### TASK PROMPT
Gather all lines in the data that hold the string "date".

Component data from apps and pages
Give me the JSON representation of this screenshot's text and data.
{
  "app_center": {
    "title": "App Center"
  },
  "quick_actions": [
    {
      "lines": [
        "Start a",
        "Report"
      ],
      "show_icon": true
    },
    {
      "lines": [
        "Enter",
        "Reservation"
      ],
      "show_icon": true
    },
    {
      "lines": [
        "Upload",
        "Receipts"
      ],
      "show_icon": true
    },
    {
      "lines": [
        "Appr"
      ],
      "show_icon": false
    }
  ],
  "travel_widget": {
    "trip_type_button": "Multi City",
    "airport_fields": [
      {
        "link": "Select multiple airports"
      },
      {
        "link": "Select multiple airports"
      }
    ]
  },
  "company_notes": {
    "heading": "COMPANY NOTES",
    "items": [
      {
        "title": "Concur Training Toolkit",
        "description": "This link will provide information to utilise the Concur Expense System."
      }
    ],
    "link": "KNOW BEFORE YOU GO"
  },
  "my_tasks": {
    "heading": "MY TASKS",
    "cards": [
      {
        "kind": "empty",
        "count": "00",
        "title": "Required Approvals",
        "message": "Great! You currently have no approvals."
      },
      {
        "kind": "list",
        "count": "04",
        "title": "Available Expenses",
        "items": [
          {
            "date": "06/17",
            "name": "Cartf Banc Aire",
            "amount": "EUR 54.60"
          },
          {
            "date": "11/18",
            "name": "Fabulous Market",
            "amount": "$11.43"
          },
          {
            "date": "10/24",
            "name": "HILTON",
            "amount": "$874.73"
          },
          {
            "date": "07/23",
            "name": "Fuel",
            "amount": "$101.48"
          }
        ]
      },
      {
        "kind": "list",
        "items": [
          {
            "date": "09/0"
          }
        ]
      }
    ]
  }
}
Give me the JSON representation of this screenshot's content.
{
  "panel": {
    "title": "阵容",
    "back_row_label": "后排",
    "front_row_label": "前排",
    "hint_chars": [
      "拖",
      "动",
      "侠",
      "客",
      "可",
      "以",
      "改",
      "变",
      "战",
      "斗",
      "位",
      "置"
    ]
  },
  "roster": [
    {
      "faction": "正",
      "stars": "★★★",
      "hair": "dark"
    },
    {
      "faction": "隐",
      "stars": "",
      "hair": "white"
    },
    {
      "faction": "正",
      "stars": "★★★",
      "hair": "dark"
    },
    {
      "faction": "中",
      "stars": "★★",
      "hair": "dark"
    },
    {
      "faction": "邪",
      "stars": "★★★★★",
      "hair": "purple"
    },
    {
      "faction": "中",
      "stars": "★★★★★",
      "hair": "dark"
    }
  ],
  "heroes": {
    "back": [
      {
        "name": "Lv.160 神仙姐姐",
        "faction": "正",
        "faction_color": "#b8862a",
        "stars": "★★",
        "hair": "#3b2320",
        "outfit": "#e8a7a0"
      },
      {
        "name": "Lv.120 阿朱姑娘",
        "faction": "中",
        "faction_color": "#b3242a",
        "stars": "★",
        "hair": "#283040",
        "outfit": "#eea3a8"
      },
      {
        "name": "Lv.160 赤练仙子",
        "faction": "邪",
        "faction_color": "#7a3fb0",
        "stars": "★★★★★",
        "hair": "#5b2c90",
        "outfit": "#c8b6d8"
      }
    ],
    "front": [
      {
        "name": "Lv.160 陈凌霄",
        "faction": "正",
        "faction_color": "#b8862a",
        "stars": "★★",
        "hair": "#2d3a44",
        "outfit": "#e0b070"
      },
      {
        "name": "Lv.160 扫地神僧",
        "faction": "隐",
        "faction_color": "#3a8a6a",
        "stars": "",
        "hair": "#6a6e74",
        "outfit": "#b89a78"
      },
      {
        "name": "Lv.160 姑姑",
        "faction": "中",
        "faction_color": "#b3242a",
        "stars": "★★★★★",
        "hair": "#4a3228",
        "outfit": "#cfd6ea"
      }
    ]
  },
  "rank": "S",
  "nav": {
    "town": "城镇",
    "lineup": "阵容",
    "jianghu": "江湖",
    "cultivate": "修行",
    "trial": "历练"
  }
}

### WRITTEN REPLY
            "date": "06/17",
            "date": "11/18",
            "date": "10/24",
            "date": "07/23",
            "date": "09/0"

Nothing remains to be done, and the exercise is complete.